**PROMPT:**
The records need to be set down again exactly as they appear.

Saved data entries
BEGIN
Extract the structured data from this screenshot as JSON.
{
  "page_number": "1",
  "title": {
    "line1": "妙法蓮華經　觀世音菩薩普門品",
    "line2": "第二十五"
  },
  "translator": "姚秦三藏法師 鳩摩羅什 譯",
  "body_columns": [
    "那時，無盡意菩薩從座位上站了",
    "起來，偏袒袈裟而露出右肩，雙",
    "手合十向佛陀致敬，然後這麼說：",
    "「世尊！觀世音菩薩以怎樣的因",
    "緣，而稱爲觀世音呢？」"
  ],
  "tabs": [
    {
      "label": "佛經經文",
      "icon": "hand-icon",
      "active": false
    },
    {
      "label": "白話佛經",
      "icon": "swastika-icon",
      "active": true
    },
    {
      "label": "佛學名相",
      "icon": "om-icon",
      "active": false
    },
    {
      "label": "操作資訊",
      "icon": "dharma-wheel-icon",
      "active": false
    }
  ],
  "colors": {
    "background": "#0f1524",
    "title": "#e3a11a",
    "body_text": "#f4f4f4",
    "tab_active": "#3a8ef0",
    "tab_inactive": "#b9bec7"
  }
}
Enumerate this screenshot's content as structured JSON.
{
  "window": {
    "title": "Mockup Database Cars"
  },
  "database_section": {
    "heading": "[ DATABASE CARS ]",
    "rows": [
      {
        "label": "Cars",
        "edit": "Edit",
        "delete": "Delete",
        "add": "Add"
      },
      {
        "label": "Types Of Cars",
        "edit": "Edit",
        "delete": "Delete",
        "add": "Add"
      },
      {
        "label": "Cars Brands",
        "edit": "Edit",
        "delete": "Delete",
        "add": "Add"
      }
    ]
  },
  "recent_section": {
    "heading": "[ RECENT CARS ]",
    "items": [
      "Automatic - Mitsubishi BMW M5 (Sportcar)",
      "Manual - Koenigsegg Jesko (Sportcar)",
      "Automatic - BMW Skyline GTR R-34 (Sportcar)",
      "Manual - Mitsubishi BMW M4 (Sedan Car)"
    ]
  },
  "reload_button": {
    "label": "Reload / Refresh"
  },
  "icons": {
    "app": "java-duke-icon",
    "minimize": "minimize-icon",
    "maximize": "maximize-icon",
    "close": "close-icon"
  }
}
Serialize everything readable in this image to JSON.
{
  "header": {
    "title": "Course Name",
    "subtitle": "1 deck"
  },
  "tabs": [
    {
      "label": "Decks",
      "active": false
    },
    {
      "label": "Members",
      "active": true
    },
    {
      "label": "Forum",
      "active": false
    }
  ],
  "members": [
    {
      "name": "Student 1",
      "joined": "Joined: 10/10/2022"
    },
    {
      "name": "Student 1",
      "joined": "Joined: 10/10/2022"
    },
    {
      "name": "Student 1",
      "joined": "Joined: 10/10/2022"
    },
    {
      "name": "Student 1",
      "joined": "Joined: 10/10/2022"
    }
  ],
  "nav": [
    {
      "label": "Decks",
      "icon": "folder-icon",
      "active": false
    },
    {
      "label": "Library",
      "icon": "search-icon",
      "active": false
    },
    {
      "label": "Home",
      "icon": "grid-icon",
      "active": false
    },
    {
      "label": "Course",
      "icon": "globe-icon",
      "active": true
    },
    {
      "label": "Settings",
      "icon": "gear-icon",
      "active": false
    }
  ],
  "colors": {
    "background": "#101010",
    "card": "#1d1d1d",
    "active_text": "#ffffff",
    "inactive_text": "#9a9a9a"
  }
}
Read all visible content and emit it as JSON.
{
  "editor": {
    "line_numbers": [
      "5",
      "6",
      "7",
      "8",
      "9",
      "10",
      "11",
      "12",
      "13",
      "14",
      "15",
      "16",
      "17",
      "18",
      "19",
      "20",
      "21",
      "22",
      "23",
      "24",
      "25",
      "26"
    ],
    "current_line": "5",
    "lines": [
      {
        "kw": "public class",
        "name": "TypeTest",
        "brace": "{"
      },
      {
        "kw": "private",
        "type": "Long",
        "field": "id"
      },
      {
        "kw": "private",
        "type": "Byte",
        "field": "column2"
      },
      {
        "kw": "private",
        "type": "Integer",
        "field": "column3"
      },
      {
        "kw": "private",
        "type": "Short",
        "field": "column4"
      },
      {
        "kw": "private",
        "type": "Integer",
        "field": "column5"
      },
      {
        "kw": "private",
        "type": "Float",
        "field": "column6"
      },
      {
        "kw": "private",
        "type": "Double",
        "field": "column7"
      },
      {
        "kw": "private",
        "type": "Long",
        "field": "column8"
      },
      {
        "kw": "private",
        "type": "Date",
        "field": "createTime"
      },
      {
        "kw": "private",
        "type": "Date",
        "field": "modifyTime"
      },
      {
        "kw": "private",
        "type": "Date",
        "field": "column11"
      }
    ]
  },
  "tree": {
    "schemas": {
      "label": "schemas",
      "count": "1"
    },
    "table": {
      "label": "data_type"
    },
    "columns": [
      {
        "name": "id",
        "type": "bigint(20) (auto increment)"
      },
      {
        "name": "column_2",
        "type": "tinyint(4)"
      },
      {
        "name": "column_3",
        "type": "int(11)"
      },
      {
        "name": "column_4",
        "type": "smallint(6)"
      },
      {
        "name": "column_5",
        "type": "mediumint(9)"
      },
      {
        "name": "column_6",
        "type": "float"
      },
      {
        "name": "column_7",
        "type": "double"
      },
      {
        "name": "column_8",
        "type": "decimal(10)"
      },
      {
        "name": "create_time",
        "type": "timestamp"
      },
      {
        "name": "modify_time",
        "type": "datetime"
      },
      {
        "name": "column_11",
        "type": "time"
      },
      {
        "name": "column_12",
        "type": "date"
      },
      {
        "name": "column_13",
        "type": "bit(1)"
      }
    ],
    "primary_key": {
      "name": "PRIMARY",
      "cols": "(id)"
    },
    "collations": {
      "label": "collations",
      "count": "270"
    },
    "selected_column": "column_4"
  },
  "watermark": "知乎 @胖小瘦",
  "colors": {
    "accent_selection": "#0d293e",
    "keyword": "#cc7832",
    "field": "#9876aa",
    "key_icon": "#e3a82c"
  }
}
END
**RESULT BELOW:**
Extract the structured data from this screenshot as JSON.
{
  "page_number": "1",
  "title": {
    "line1": "妙法蓮華經　觀世音菩薩普門品",
    "line2": "第二十五"
  },
  "translator": "姚秦三藏法師 鳩摩羅什 譯",
  "body_columns": [
    "那時，無盡意菩薩從座位上站了",
    "起來，偏袒袈裟而露出右肩，雙",
    "手合十向佛陀致敬，然後這麼說：",
    "「世尊！觀世音菩薩以怎樣的因",
    "緣，而稱爲觀世音呢？」"
  ],
  "tabs": [
    {
      "label": "佛經經文",
      "icon": "hand-icon",
      "active": false
    },
    {
      "label": "白話佛經",
      "icon": "swastika-icon",
      "active": true
    },
    {
      "label": "佛學名相",
      "icon": "om-icon",
      "active": false
    },
    {
      "label": "操作資訊",
      "icon": "dharma-wheel-icon",
      "active": false
    }
  ],
  "colors": {
    "background": "#0f1524",
    "title": "#e3a11a",
    "body_text": "#f4f4f4",
    "tab_active": "#3a8ef0",
    "tab_inactive": "#b9bec7"
  }
}
Enumerate this screenshot's content as structured JSON.
{
  "window": {
    "title": "Mockup Database Cars"
  },
  "database_section": {
    "heading": "[ DATABASE CARS ]",
    "rows": [
      {
        "label": "Cars",
        "edit": "Edit",
        "delete": "Delete",
        "add": "Add"
      },
      {
        "label": "Types Of Cars",
        "edit": "Edit",
        "delete": "Delete",
        "add": "Add"
      },
      {
        "label": "Cars Brands",
        "edit": "Edit",
        "delete": "Delete",
        "add": "Add"
      }
    ]
  },
  "recent_section": {
    "heading": "[ RECENT CARS ]",
    "items": [
      "Automatic - Mitsubishi BMW M5 (Sportcar)",
      "Manual - Koenigsegg Jesko (Sportcar)",
      "Automatic - BMW Skyline GTR R-34 (Sportcar)",
      "Manual - Mitsubishi BMW M4 (Sedan Car)"
    ]
  },
  "reload_button": {
    "label": "Reload / Refresh"
  },
  "icons": {
    "app": "java-duke-icon",
    "minimize": "minimize-icon",
    "maximize": "maximize-icon",
    "close": "close-icon"
  }
}
Serialize everything readable in this image to JSON.
{
  "header": {
    "title": "Course Name",
    "subtitle": "1 deck"
  },
  "tabs": [
    {
      "label": "Decks",
      "active": false
    },
    {
      "label": "Members",
      "active": true
    },
    {
      "label": "Forum",
      "active": false
    }
  ],
  "members": [
    {
      "name": "Student 1",
      "joined": "Joined: 10/10/2022"
    },
    {
      "name": "Student 1",
      "joined": "Joined: 10/10/2022"
    },
    {
      "name": "Student 1",
      "joined": "Joined: 10/10/2022"
    },
    {
      "name": "Student 1",
      "joined": "Joined: 10/10/2022"
    }
  ],
  "nav": [
    {
      "label": "Decks",
      "icon": "folder-icon",
      "active": false
    },
    {
      "label": "Library",
      "icon": "search-icon",
      "active": false
    },
    {
      "label": "Home",
      "icon": "grid-icon",
      "active": false
    },
    {
      "label": "Course",
      "icon": "globe-icon",
      "active": true
    },
    {
      "label": "Settings",
      "icon": "gear-icon",
      "active": false
    }
  ],
  "colors": {
    "background": "#101010",
    "card": "#1d1d1d",
    "active_text": "#ffffff",
    "inactive_text": "#9a9a9a"
  }
}
Read all visible content and emit it as JSON.
{
  "editor": {
    "line_numbers": [
      "5",
      "6",
      "7",
      "8",
      "9",
      "10",
      "11",
      "12",
      "13",
      "14",
      "15",
      "16",
      "17",
      "18",
      "19",
      "20",
      "21",
      "22",
      "23",
      "24",
      "25",
      "26"
    ],
    "current_line": "5",
    "lines": [
      {
        "kw": "public class",
        "name": "TypeTest",
        "brace": "{"
      },
      {
        "kw": "private",
        "type": "Long",
        "field": "id"
      },
      {
        "kw": "private",
        "type": "Byte",
        "field": "column2"
      },
      {
        "kw": "private",
        "type": "Integer",
        "field": "column3"
      },
      {
        "kw": "private",
        "type": "Short",
        "field": "column4"
      },
      {
        "kw": "private",
        "type": "Integer",
        "field": "column5"
      },
      {
        "kw": "private",
        "type": "Float",
        "field": "column6"
      },
      {
        "kw": "private",
        "type": "Double",
        "field": "column7"
      },
      {
        "kw": "private",
        "type": "Long",
        "field": "column8"
      },
      {
        "kw": "private",
        "type": "Date",
        "field": "createTime"
      },
      {
        "kw": "private",
        "type": "Date",
        "field": "modifyTime"
      },
      {
        "kw": "private",
        "type": "Date",
        "field": "column11"
      }
    ]
  },
  "tree": {
    "schemas": {
      "label": "schemas",
      "count": "1"
    },
    "table": {
      "label": "data_type"
    },
    "columns": [
      {
        "name": "id",
        "type": "bigint(20) (auto increment)"
      },
      {
        "name": "column_2",
        "type": "tinyint(4)"
      },
      {
        "name": "column_3",
        "type": "int(11)"
      },
      {
        "name": "column_4",
        "type": "smallint(6)"
      },
      {
        "name": "column_5",
        "type": "mediumint(9)"
      },
      {
        "name": "column_6",
        "type": "float"
      },
      {
        "name": "column_7",
        "type": "double"
      },
      {
        "name": "column_8",
        "type": "decimal(10)"
      },
      {
        "name": "create_time",
        "type": "timestamp"
      },
      {
        "name": "modify_time",
        "type": "datetime"
      },
      {
        "name": "column_11",
        "type": "time"
      },
      {
        "name": "column_12",
        "type": "date"
      },
      {
        "name": "column_13",
        "type": "bit(1)"
      }
    ],
    "primary_key": {
      "name": "PRIMARY",
      "cols": "(id)"
    },
    "collations": {
      "label": "collations",
      "count": "270"
    },
    "selected_column": "column_4"
  },
  "watermark": "知乎 @胖小瘦",
  "colors": {
    "accent_selection": "#0d293e",
    "keyword": "#cc7832",
    "field": "#9876aa",
    "key_icon": "#e3a82c"
  }
}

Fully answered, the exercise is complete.